==== Exercise inputs ====
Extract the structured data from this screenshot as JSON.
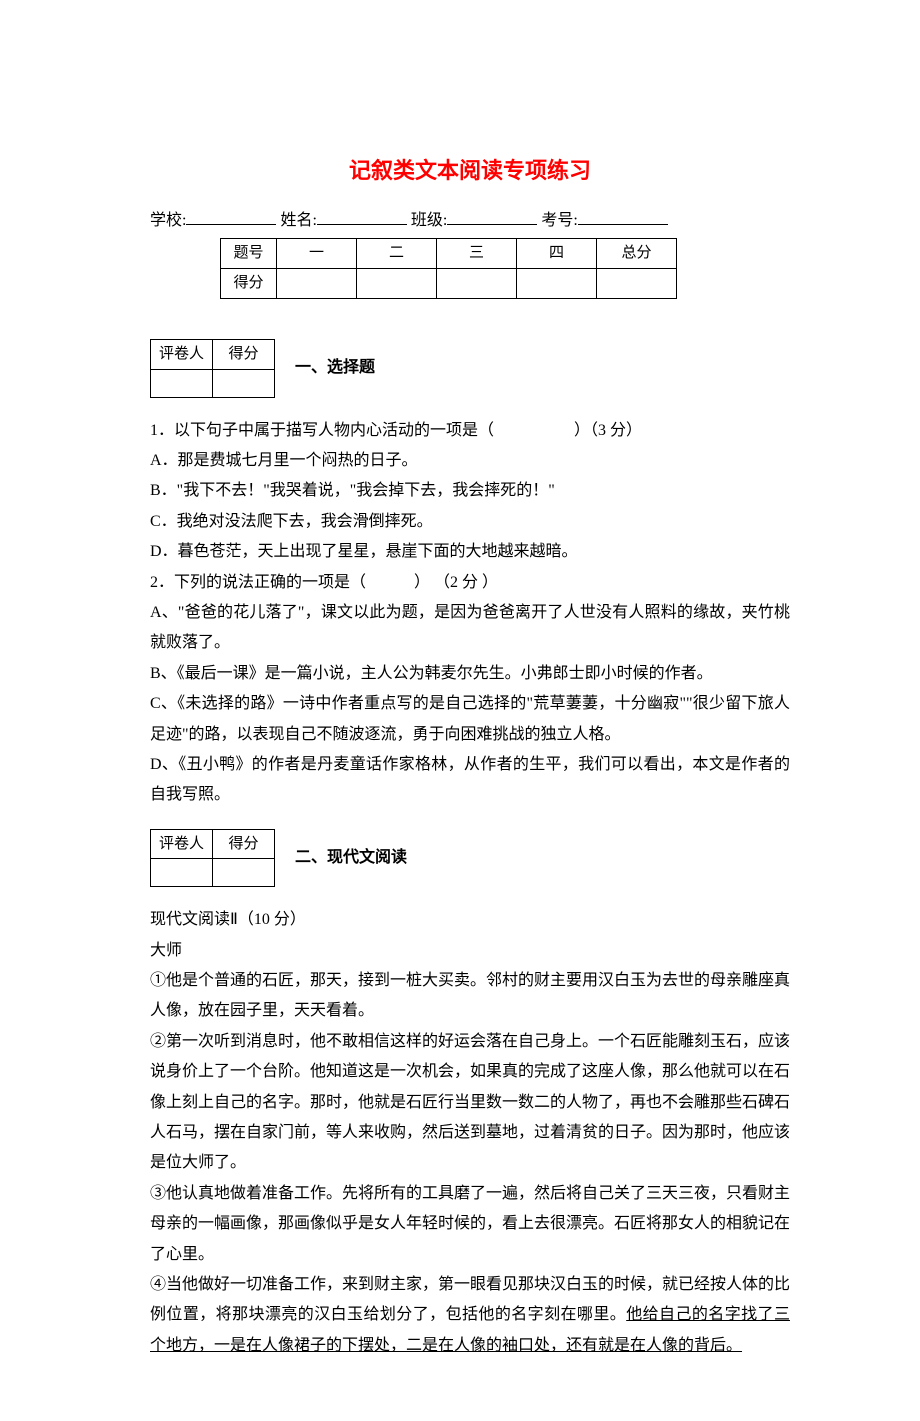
{
  "title": "记叙类文本阅读专项练习",
  "info": {
    "school_label": "学校:",
    "name_label": "姓名:",
    "class_label": "班级:",
    "examno_label": "考号:"
  },
  "score_table": {
    "row_labels": [
      "题号",
      "得分"
    ],
    "cols": [
      "一",
      "二",
      "三",
      "四",
      "总分"
    ]
  },
  "grader": {
    "c1": "评卷人",
    "c2": "得分"
  },
  "section1": {
    "label": "一、选择题",
    "q1": {
      "stem": "1．以下句子中属于描写人物内心活动的一项是（　　　　　）（3 分）",
      "A": "A．那是费城七月里一个闷热的日子。",
      "B": "B．\"我下不去！\"我哭着说，\"我会掉下去，我会摔死的！\"",
      "C": "C．我绝对没法爬下去，我会滑倒摔死。",
      "D": "D．暮色苍茫，天上出现了星星，悬崖下面的大地越来越暗。"
    },
    "q2": {
      "stem": "2．下列的说法正确的一项是（　　　） （2 分 ）",
      "A": "A、\"爸爸的花儿落了\"，课文以此为题，是因为爸爸离开了人世没有人照料的缘故，夹竹桃就败落了。",
      "B": "B、《最后一课》是一篇小说，主人公为韩麦尔先生。小弗郎士即小时候的作者。",
      "C": "C、《未选择的路》一诗中作者重点写的是自己选择的\"荒草萋萋，十分幽寂\"\"很少留下旅人足迹\"的路，以表现自己不随波逐流，勇于向困难挑战的独立人格。",
      "D": "D、《丑小鸭》的作者是丹麦童话作家格林，从作者的生平，我们可以看出，本文是作者的自我写照。"
    }
  },
  "section2": {
    "label": "二、现代文阅读",
    "intro": "现代文阅读Ⅱ（10 分）",
    "title": "大师",
    "p1": "①他是个普通的石匠，那天，接到一桩大买卖。邻村的财主要用汉白玉为去世的母亲雕座真人像，放在园子里，天天看着。",
    "p2": "②第一次听到消息时，他不敢相信这样的好运会落在自己身上。一个石匠能雕刻玉石，应该说身价上了一个台阶。他知道这是一次机会，如果真的完成了这座人像，那么他就可以在石像上刻上自己的名字。那时，他就是石匠行当里数一数二的人物了，再也不会雕那些石碑石人石马，摆在自家门前，等人来收购，然后送到墓地，过着清贫的日子。因为那时，他应该是位大师了。",
    "p3": "③他认真地做着准备工作。先将所有的工具磨了一遍，然后将自己关了三天三夜，只看财主母亲的一幅画像，那画像似乎是女人年轻时候的，看上去很漂亮。石匠将那女人的相貌记在了心里。",
    "p4a": "④当他做好一切准备工作，来到财主家，第一眼看见那块汉白玉的时候，就已经按人体的比例位置，将那块漂亮的汉白玉给划分了，包括他的名字刻在哪里。",
    "p4b": "他给自己的名字找了三个地方，一是在人像裙子的下摆处，二是在人像的袖口处，还有就是在人像的背后。"
  }
}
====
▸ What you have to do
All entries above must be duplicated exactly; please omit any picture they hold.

▸ Solution to this task
Extract the structured data from this screenshot as JSON.
{
  "title": "记叙类文本阅读专项练习",
  "info": {
    "school_label": "学校:",
    "name_label": "姓名:",
    "class_label": "班级:",
    "examno_label": "考号:"
  },
  "score_table": {
    "row_labels": [
      "题号",
      "得分"
    ],
    "cols": [
      "一",
      "二",
      "三",
      "四",
      "总分"
    ]
  },
  "grader": {
    "c1": "评卷人",
    "c2": "得分"
  },
  "section1": {
    "label": "一、选择题",
    "q1": {
      "stem": "1．以下句子中属于描写人物内心活动的一项是（　　　　　）（3 分）",
      "A": "A．那是费城七月里一个闷热的日子。",
      "B": "B．\"我下不去！\"我哭着说，\"我会掉下去，我会摔死的！\"",
      "C": "C．我绝对没法爬下去，我会滑倒摔死。",
      "D": "D．暮色苍茫，天上出现了星星，悬崖下面的大地越来越暗。"
    },
    "q2": {
      "stem": "2．下列的说法正确的一项是（　　　） （2 分 ）",
      "A": "A、\"爸爸的花儿落了\"，课文以此为题，是因为爸爸离开了人世没有人照料的缘故，夹竹桃就败落了。",
      "B": "B、《最后一课》是一篇小说，主人公为韩麦尔先生。小弗郎士即小时候的作者。",
      "C": "C、《未选择的路》一诗中作者重点写的是自己选择的\"荒草萋萋，十分幽寂\"\"很少留下旅人足迹\"的路，以表现自己不随波逐流，勇于向困难挑战的独立人格。",
      "D": "D、《丑小鸭》的作者是丹麦童话作家格林，从作者的生平，我们可以看出，本文是作者的自我写照。"
    }
  },
  "section2": {
    "label": "二、现代文阅读",
    "intro": "现代文阅读Ⅱ（10 分）",
    "title": "大师",
    "p1": "①他是个普通的石匠，那天，接到一桩大买卖。邻村的财主要用汉白玉为去世的母亲雕座真人像，放在园子里，天天看着。",
    "p2": "②第一次听到消息时，他不敢相信这样的好运会落在自己身上。一个石匠能雕刻玉石，应该说身价上了一个台阶。他知道这是一次机会，如果真的完成了这座人像，那么他就可以在石像上刻上自己的名字。那时，他就是石匠行当里数一数二的人物了，再也不会雕那些石碑石人石马，摆在自家门前，等人来收购，然后送到墓地，过着清贫的日子。因为那时，他应该是位大师了。",
    "p3": "③他认真地做着准备工作。先将所有的工具磨了一遍，然后将自己关了三天三夜，只看财主母亲的一幅画像，那画像似乎是女人年轻时候的，看上去很漂亮。石匠将那女人的相貌记在了心里。",
    "p4a": "④当他做好一切准备工作，来到财主家，第一眼看见那块汉白玉的时候，就已经按人体的比例位置，将那块漂亮的汉白玉给划分了，包括他的名字刻在哪里。",
    "p4b": "他给自己的名字找了三个地方，一是在人像裙子的下摆处，二是在人像的袖口处，还有就是在人像的背后。"
  }
}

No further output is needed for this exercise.